- The appellant on the one hand submits that the Authority has not been established by 1976 Act rather it has been established under the 1976 Act; hence it is not covered by notification* dated 22-10-1970 whereas the respondent submits that Authority has been established by the 1976 Act hence, it fulfils the condition as enumerated under Notification* dated 22-10-1970. Alternatively, it is submitted that words ‘by and under’ have been interchangeably used in the IT Act, 1961 and there is no difference, even if, the Authority is established under the 1976 Act.

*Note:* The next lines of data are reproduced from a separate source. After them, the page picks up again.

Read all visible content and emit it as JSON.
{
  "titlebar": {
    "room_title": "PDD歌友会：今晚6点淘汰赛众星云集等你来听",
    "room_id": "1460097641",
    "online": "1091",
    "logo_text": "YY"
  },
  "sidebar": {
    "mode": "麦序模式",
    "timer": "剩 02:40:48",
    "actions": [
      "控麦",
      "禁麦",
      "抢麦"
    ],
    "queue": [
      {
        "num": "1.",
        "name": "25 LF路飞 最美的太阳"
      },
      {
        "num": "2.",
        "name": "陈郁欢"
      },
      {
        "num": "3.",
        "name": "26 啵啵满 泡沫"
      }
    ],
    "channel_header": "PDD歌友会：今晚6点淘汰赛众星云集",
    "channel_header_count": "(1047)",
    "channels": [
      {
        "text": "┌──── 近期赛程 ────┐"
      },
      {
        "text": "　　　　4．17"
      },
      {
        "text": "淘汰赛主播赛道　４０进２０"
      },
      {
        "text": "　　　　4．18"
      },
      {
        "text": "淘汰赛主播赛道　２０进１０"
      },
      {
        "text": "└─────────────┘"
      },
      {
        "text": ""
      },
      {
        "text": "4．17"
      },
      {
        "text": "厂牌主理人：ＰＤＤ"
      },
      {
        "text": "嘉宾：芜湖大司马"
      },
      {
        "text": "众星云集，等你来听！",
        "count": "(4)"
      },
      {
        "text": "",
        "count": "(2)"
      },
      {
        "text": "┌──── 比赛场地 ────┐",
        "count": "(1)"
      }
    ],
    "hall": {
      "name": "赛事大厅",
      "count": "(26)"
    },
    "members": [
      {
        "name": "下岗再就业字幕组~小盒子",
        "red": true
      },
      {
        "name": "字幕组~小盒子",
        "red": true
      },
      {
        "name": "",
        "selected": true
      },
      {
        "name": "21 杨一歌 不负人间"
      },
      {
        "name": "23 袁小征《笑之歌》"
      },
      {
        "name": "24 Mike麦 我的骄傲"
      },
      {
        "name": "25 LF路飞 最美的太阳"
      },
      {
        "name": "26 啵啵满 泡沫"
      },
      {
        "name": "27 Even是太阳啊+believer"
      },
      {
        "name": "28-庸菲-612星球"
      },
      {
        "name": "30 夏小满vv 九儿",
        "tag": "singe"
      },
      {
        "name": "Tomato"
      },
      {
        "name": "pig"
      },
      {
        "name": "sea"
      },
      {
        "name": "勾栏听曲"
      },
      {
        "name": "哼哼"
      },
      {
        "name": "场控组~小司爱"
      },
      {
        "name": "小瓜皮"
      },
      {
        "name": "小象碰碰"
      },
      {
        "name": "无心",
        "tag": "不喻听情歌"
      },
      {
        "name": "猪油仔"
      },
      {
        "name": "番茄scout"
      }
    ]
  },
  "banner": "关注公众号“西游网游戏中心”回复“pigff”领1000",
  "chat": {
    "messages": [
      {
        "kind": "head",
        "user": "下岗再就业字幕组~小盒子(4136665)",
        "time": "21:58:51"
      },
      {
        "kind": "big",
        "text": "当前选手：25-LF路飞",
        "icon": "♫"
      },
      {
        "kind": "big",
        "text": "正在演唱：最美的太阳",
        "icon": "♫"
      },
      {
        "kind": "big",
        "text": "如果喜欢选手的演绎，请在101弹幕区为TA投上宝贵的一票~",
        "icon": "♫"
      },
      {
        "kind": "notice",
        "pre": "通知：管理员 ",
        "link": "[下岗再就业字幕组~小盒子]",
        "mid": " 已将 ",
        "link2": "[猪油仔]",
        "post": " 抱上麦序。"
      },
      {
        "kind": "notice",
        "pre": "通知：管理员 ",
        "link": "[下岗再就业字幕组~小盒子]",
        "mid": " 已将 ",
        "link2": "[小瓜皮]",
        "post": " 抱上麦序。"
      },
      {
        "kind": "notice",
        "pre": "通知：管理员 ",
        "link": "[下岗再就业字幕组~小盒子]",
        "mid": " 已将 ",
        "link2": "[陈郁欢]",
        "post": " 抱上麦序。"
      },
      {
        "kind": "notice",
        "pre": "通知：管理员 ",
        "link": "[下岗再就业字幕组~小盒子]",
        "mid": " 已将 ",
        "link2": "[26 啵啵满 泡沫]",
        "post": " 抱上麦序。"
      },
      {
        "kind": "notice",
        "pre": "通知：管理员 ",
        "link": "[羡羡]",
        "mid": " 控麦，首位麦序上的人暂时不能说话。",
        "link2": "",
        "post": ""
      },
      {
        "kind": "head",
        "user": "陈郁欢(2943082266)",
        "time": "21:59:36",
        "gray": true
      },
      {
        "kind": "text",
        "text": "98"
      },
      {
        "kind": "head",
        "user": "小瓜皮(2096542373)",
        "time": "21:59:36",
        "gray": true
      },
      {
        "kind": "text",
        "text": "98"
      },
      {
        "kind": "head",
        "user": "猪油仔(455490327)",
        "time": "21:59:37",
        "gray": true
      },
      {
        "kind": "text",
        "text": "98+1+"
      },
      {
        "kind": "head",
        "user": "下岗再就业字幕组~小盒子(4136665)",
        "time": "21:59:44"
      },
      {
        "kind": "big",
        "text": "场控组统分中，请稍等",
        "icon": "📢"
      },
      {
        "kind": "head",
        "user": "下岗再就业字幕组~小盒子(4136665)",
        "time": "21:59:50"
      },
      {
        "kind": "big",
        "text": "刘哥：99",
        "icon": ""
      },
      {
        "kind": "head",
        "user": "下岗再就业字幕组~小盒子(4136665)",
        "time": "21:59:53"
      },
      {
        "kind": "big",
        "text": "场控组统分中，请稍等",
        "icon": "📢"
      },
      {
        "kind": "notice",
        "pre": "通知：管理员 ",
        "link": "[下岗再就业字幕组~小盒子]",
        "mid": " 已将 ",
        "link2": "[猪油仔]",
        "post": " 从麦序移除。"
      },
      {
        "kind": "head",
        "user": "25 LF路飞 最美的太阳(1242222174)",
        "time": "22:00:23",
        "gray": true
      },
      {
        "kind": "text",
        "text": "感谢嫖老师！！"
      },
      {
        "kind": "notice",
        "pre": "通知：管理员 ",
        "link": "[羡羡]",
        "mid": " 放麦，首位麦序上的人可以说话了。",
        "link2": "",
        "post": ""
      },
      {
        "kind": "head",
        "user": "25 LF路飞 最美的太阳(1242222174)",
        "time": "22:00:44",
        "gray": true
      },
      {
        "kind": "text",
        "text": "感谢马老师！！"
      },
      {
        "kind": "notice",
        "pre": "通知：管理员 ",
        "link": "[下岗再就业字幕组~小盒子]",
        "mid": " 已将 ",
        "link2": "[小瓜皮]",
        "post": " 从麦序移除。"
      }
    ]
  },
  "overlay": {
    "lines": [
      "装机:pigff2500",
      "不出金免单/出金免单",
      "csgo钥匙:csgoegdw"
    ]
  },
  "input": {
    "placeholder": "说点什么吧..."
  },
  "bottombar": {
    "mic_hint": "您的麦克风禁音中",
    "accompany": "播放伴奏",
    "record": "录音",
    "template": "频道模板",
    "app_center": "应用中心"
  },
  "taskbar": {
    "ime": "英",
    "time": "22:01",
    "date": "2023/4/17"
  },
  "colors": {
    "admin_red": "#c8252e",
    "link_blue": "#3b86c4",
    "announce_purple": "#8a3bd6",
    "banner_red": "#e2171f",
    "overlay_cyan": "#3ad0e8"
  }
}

- Section 194A(3)(iii) clauses (b), (c) and (d) refer to expression ‘established’. In sub-clause (b) expression used is ‘established by or under a Central, State or Provincial Act’, in sub-clause (c) the expression used is ‘established under the Life Insurance Corporation Act’ and in sub-clause (d) expression used is ‘established under the Unit Trust of India Act’. The section thus uses both the expressions ‘by or under’. The expression established by or under an Act have come for consideration before this Court on several occasions. In Sukhdev Singh’s case (supra), there was an occasion for the Court to consider the status of company incorporated under the Companies Act. It was held that Company incorporated is not a Company created by the Companies Act.
- Mathew J., writing concurrent opinion while discussing the public corporation held that such corporations are created by State. In Executive Committee of Vaish Degree College, Shamli v. Lakshmi Narain,  2 SCC 58, the question for consideration fell as to whether the Executive Committee of a degree college is a statutory body. Contention before the Court was that the Executive Committee was the statutory body since it was affiliated to the Agra University which was established by the statute. The Executive Committee was further covered by the statute framed by the Agra University. In the above context, it was held that there is a clear distinction between a body which is created by the Statute and a body which having been come into existence is governed in accordance with the provisions of the statute.
- Further elaborating the expression, it was held that when the expression used is ‘established by or under the Act’, the emphasizes should be on the word ‘established’ in addition to the words ‘by or under’.
- Now, reverting to the provisions of 1976 Act, the very preamble of that Act reads ‘an Act to provide for the Constitution of an Authority for the development of certain areas in the State into industrial and urban township and for masses connected through with’.
- Thus, the Act itself provides for constitution of an authority. Section 2(b) of the 1976 Act defines Authority as authority constituted under section 3.
- It is further relevant to note that composition of the Authority is statutorily provided by section 3 of 1976 Act itself, hence, there is no denying that Authority has been constituted by Act itself.
- In view of what has been said above, it is viewed that High Court did not commit any error in dismissing the appeal filed by the revenue. In result, all the appeals are dismissed.
*Notification* No. S.O. 3489 [No. 170 (F.No.12/164/68-ITCC/ITJ)], Dated 22.10.1970
In pursuance of sub-clause(f) of clause (iii) of sub-section (3) of section 194A of the Income Tax Act,
1961 (43 of 1961), the Central Government hereby notify the following for the purposes of the said sub-clause: –
(i) any corporation established by a Central, State or Provincial Act;
(ii) any company in which all the shares are held (whether singly or taken together) by the Government or the Reserve Bank of India or a Corporation owned by that Bank; and
(iii) any undertaking or body, including a society registered under the Societies Registration Act, 1860 (21 of 1860), financed wholly by the Government. “